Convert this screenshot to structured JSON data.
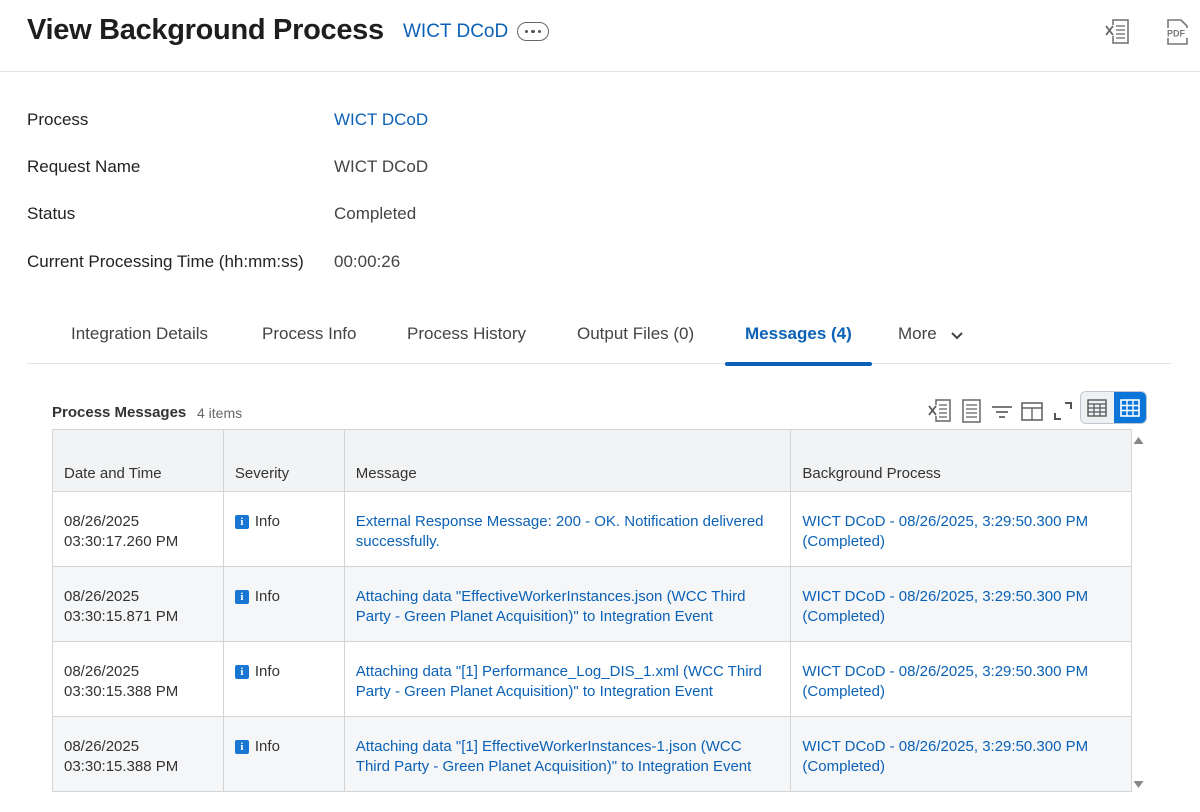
{
  "header": {
    "title": "View Background Process",
    "link": "WICT DCoD",
    "excel_icon": "excel-export-icon",
    "pdf_icon": "pdf-export-icon"
  },
  "fields": [
    {
      "label": "Process",
      "value": "WICT DCoD",
      "is_link": true
    },
    {
      "label": "Request Name",
      "value": "WICT DCoD",
      "is_link": false
    },
    {
      "label": "Status",
      "value": "Completed",
      "is_link": false
    },
    {
      "label": "Current Processing Time (hh:mm:ss)",
      "value": "00:00:26",
      "is_link": false
    }
  ],
  "tabs": [
    {
      "label": "Integration Details"
    },
    {
      "label": "Process Info"
    },
    {
      "label": "Process History"
    },
    {
      "label": "Output Files (0)"
    },
    {
      "label": "Messages (4)",
      "active": true
    },
    {
      "label": "More"
    }
  ],
  "grid": {
    "title": "Process Messages",
    "count": "4 items",
    "columns": [
      "Date and Time",
      "Severity",
      "Message",
      "Background Process"
    ],
    "rows": [
      {
        "date": "08/26/2025",
        "time": "03:30:17.260 PM",
        "severity": "Info",
        "message": "External Response Message: 200 - OK. Notification delivered successfully.",
        "process": "WICT DCoD - 08/26/2025, 3:29:50.300 PM (Completed)"
      },
      {
        "date": "08/26/2025",
        "time": "03:30:15.871 PM",
        "severity": "Info",
        "message": "Attaching data \"EffectiveWorkerInstances.json (WCC Third Party - Green Planet Acquisition)\" to Integration Event",
        "process": "WICT DCoD - 08/26/2025, 3:29:50.300 PM (Completed)"
      },
      {
        "date": "08/26/2025",
        "time": "03:30:15.388 PM",
        "severity": "Info",
        "message": "Attaching data \"[1] Performance_Log_DIS_1.xml (WCC Third Party - Green Planet Acquisition)\" to Integration Event",
        "process": "WICT DCoD - 08/26/2025, 3:29:50.300 PM (Completed)"
      },
      {
        "date": "08/26/2025",
        "time": "03:30:15.388 PM",
        "severity": "Info",
        "message": "Attaching data \"[1] EffectiveWorkerInstances-1.json (WCC Third Party - Green Planet Acquisition)\" to Integration Event",
        "process": "WICT DCoD - 08/26/2025, 3:29:50.300 PM (Completed)"
      }
    ]
  },
  "colors": {
    "link": "#0b61b6",
    "active_tab": "#0b61b6",
    "toggle_on": "#0b75d9",
    "info_icon": "#1976d2"
  }
}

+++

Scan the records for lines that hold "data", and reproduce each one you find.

- **Answer**
Convert this screenshot to structured JSON data.
        "message": "Attaching data \"EffectiveWorkerInstances.json (WCC Third Party - Green Planet Acquisition)\" to Integration Event",
        "message": "Attaching data \"[1] Performance_Log_DIS_1.xml (WCC Third Party - Green Planet Acquisition)\" to Integration Event",
        "message": "Attaching data \"[1] EffectiveWorkerInstances-1.json (WCC Third Party - Green Planet Acquisition)\" to Integration Event",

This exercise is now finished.